• What to work on: Which lines run from the one containing "Give me the" through the end of the entries? Restate them word for word, and only those.

------------------------------

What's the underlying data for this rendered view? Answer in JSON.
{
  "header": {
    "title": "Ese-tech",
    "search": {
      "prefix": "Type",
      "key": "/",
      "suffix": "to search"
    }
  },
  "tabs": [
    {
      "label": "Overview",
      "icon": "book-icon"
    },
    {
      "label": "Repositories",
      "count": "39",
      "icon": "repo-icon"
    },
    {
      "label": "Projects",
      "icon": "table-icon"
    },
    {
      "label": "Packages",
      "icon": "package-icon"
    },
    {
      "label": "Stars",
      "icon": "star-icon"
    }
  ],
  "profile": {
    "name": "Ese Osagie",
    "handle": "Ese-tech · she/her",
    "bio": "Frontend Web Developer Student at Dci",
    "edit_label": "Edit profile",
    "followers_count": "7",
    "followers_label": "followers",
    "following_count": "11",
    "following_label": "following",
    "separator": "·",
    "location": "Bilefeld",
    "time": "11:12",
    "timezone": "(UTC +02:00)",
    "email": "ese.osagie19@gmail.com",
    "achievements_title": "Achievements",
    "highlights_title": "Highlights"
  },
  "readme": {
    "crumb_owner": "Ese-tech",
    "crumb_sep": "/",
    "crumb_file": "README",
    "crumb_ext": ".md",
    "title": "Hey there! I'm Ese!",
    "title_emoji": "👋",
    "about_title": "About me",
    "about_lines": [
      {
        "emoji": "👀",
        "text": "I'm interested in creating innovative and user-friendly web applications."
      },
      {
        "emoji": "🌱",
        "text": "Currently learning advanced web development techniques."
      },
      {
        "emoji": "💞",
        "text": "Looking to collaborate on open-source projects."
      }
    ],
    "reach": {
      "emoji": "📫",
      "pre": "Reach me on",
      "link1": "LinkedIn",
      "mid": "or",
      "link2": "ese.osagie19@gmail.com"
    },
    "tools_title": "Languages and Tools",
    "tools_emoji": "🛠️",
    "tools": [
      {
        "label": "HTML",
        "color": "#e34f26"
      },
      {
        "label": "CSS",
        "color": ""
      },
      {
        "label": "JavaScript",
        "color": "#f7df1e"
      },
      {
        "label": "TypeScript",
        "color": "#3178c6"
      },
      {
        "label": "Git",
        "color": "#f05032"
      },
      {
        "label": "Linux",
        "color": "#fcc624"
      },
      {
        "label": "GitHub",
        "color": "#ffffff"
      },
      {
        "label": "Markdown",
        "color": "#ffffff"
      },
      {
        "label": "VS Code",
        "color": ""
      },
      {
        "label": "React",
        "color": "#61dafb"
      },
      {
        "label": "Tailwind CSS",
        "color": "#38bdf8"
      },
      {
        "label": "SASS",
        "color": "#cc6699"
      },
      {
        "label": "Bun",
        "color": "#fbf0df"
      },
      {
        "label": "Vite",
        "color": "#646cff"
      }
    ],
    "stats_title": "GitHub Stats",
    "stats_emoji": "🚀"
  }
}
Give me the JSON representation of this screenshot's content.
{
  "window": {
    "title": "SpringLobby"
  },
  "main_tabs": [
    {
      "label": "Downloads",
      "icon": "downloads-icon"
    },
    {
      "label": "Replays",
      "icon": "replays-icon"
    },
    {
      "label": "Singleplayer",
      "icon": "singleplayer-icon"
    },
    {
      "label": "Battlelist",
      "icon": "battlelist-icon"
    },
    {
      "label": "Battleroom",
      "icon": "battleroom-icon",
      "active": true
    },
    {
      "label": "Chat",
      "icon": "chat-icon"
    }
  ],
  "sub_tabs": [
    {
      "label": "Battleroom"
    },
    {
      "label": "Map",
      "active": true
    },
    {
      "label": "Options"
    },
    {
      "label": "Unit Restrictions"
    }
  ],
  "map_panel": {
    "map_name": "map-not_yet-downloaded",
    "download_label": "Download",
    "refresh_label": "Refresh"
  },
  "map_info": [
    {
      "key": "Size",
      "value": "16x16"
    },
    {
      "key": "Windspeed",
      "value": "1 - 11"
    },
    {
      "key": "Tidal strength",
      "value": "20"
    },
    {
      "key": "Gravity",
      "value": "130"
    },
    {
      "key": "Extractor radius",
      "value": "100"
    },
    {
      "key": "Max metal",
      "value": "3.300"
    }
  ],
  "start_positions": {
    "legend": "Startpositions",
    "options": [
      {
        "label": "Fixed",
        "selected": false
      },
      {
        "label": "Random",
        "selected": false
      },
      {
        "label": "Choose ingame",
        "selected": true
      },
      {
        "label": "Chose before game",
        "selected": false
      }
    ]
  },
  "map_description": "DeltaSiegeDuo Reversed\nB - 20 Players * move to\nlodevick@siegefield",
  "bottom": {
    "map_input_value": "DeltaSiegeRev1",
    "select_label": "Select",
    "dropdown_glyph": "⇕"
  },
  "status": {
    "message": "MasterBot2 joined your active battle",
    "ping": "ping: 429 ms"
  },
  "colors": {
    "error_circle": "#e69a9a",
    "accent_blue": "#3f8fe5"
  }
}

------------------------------

• Solution to the problem:
Give me the JSON representation of this screenshot's content.
{
  "window": {
    "title": "SpringLobby"
  },
  "main_tabs": [
    {
      "label": "Downloads",
      "icon": "downloads-icon"
    },
    {
      "label": "Replays",
      "icon": "replays-icon"
    },
    {
      "label": "Singleplayer",
      "icon": "singleplayer-icon"
    },
    {
      "label": "Battlelist",
      "icon": "battlelist-icon"
    },
    {
      "label": "Battleroom",
      "icon": "battleroom-icon",
      "active": true
    },
    {
      "label": "Chat",
      "icon": "chat-icon"
    }
  ],
  "sub_tabs": [
    {
      "label": "Battleroom"
    },
    {
      "label": "Map",
      "active": true
    },
    {
      "label": "Options"
    },
    {
      "label": "Unit Restrictions"
    }
  ],
  "map_panel": {
    "map_name": "map-not_yet-downloaded",
    "download_label": "Download",
    "refresh_label": "Refresh"
  },
  "map_info": [
    {
      "key": "Size",
      "value": "16x16"
    },
    {
      "key": "Windspeed",
      "value": "1 - 11"
    },
    {
      "key": "Tidal strength",
      "value": "20"
    },
    {
      "key": "Gravity",
      "value": "130"
    },
    {
      "key": "Extractor radius",
      "value": "100"
    },
    {
      "key": "Max metal",
      "value": "3.300"
    }
  ],
  "start_positions": {
    "legend": "Startpositions",
    "options": [
      {
        "label": "Fixed",
        "selected": false
      },
      {
        "label": "Random",
        "selected": false
      },
      {
        "label": "Choose ingame",
        "selected": true
      },
      {
        "label": "Chose before game",
        "selected": false
      }
    ]
  },
  "map_description": "DeltaSiegeDuo Reversed\nB - 20 Players * move to\nlodevick@siegefield",
  "bottom": {
    "map_input_value": "DeltaSiegeRev1",
    "select_label": "Select",
    "dropdown_glyph": "⇕"
  },
  "status": {
    "message": "MasterBot2 joined your active battle",
    "ping": "ping: 429 ms"
  },
  "colors": {
    "error_circle": "#e69a9a",
    "accent_blue": "#3f8fe5"
  }
}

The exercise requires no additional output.